— DIRECTIONS FOR THIS TASK —
Quote the full listing word for word.

LISTED ENTRIES START

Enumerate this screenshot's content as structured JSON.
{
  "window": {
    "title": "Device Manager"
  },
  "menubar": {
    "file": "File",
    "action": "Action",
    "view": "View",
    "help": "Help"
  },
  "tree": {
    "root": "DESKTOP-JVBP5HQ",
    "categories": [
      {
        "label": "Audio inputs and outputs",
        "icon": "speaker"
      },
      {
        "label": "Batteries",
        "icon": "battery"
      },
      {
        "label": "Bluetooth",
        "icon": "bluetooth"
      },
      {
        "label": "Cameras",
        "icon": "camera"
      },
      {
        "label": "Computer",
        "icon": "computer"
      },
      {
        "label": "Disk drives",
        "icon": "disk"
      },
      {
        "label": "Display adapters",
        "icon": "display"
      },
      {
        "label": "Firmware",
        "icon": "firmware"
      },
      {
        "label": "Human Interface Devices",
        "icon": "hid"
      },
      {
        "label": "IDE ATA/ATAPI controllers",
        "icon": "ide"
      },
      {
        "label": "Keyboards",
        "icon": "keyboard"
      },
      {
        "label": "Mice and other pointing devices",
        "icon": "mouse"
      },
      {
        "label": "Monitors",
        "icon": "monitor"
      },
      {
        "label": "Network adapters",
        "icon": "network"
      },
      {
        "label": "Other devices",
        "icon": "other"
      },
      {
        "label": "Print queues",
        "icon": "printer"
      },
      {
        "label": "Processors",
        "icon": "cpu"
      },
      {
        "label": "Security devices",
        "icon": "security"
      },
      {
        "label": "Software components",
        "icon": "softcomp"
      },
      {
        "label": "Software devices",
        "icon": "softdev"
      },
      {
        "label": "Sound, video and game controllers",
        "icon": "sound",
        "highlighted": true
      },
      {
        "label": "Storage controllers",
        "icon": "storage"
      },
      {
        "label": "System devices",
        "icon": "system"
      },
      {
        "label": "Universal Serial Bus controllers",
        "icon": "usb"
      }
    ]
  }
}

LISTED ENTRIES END

— RESPONSE TO THE TASK —
Enumerate this screenshot's content as structured JSON.
{
  "window": {
    "title": "Device Manager"
  },
  "menubar": {
    "file": "File",
    "action": "Action",
    "view": "View",
    "help": "Help"
  },
  "tree": {
    "root": "DESKTOP-JVBP5HQ",
    "categories": [
      {
        "label": "Audio inputs and outputs",
        "icon": "speaker"
      },
      {
        "label": "Batteries",
        "icon": "battery"
      },
      {
        "label": "Bluetooth",
        "icon": "bluetooth"
      },
      {
        "label": "Cameras",
        "icon": "camera"
      },
      {
        "label": "Computer",
        "icon": "computer"
      },
      {
        "label": "Disk drives",
        "icon": "disk"
      },
      {
        "label": "Display adapters",
        "icon": "display"
      },
      {
        "label": "Firmware",
        "icon": "firmware"
      },
      {
        "label": "Human Interface Devices",
        "icon": "hid"
      },
      {
        "label": "IDE ATA/ATAPI controllers",
        "icon": "ide"
      },
      {
        "label": "Keyboards",
        "icon": "keyboard"
      },
      {
        "label": "Mice and other pointing devices",
        "icon": "mouse"
      },
      {
        "label": "Monitors",
        "icon": "monitor"
      },
      {
        "label": "Network adapters",
        "icon": "network"
      },
      {
        "label": "Other devices",
        "icon": "other"
      },
      {
        "label": "Print queues",
        "icon": "printer"
      },
      {
        "label": "Processors",
        "icon": "cpu"
      },
      {
        "label": "Security devices",
        "icon": "security"
      },
      {
        "label": "Software components",
        "icon": "softcomp"
      },
      {
        "label": "Software devices",
        "icon": "softdev"
      },
      {
        "label": "Sound, video and game controllers",
        "icon": "sound",
        "highlighted": true
      },
      {
        "label": "Storage controllers",
        "icon": "storage"
      },
      {
        "label": "System devices",
        "icon": "system"
      },
      {
        "label": "Universal Serial Bus controllers",
        "icon": "usb"
      }
    ]
  }
}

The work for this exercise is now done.